» **Exercise instructions**
The full listing, minus its pictures, should be printed again exactly as it stands.
Available records section start
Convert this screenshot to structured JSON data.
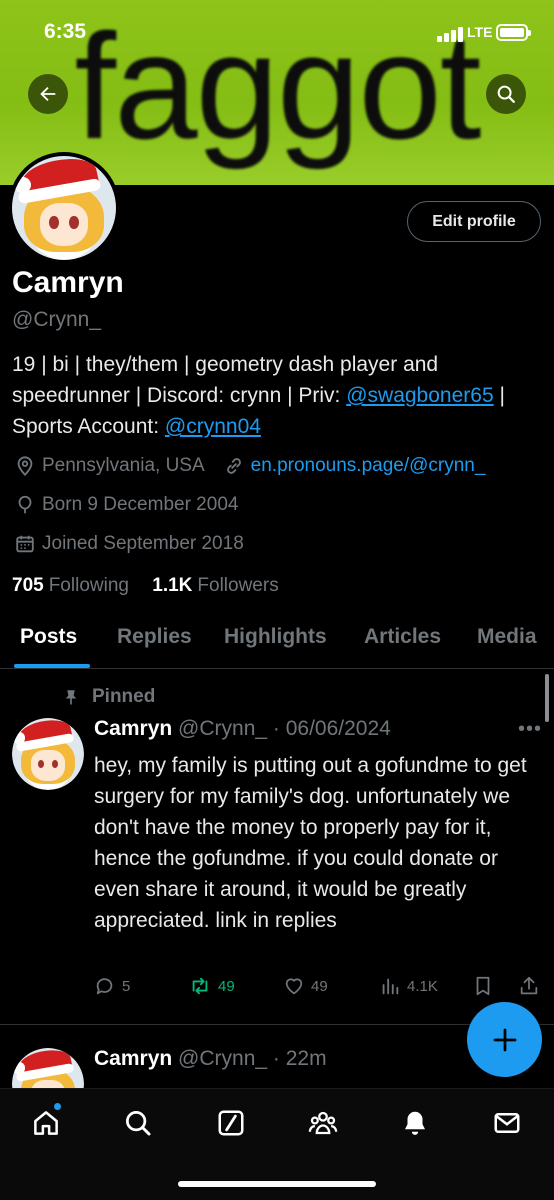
{
  "status_bar": {
    "time": "6:35",
    "network": "LTE"
  },
  "banner": {
    "text": "faggot"
  },
  "profile": {
    "edit_button": "Edit profile",
    "name": "Camryn",
    "handle": "@Crynn_",
    "bio": {
      "line1": "19 | bi | they/them | geometry dash player and speedrunner | Discord: crynn | Priv:",
      "priv_link": "@swagboner65",
      "mid": " | Sports Account: ",
      "sports_link": "@crynn04"
    },
    "location": "Pennsylvania, USA",
    "website": "en.pronouns.page/@crynn_",
    "born": "Born 9 December 2004",
    "joined": "Joined September 2018",
    "following_count": "705",
    "following_label": "Following",
    "followers_count": "1.1K",
    "followers_label": "Followers"
  },
  "tabs": [
    "Posts",
    "Replies",
    "Highlights",
    "Articles",
    "Media"
  ],
  "pinned_post": {
    "pinned_label": "Pinned",
    "name": "Camryn",
    "meta": "@Crynn_ · 06/06/2024",
    "text": "hey, my family is putting out a gofundme to get surgery for my family's dog. unfortunately we don't have the money to properly pay for it, hence the gofundme. if you could donate or even share it around, it would be greatly appreciated. link in replies",
    "replies": "5",
    "reposts": "49",
    "likes": "49",
    "views": "4.1K"
  },
  "second_post": {
    "name": "Camryn",
    "meta": "@Crynn_ · 22m"
  },
  "colors": {
    "accent": "#1d9bf0",
    "repost_green": "#00ba7c",
    "banner_green": "#8fc41a"
  }
}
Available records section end
» **Written solution**
Convert this screenshot to structured JSON data.
{
  "status_bar": {
    "time": "6:35",
    "network": "LTE"
  },
  "banner": {
    "text": "faggot"
  },
  "profile": {
    "edit_button": "Edit profile",
    "name": "Camryn",
    "handle": "@Crynn_",
    "bio": {
      "line1": "19 | bi | they/them | geometry dash player and speedrunner | Discord: crynn | Priv:",
      "priv_link": "@swagboner65",
      "mid": " | Sports Account: ",
      "sports_link": "@crynn04"
    },
    "location": "Pennsylvania, USA",
    "website": "en.pronouns.page/@crynn_",
    "born": "Born 9 December 2004",
    "joined": "Joined September 2018",
    "following_count": "705",
    "following_label": "Following",
    "followers_count": "1.1K",
    "followers_label": "Followers"
  },
  "tabs": [
    "Posts",
    "Replies",
    "Highlights",
    "Articles",
    "Media"
  ],
  "pinned_post": {
    "pinned_label": "Pinned",
    "name": "Camryn",
    "meta": "@Crynn_ · 06/06/2024",
    "text": "hey, my family is putting out a gofundme to get surgery for my family's dog. unfortunately we don't have the money to properly pay for it, hence the gofundme. if you could donate or even share it around, it would be greatly appreciated. link in replies",
    "replies": "5",
    "reposts": "49",
    "likes": "49",
    "views": "4.1K"
  },
  "second_post": {
    "name": "Camryn",
    "meta": "@Crynn_ · 22m"
  },
  "colors": {
    "accent": "#1d9bf0",
    "repost_green": "#00ba7c",
    "banner_green": "#8fc41a"
  }
}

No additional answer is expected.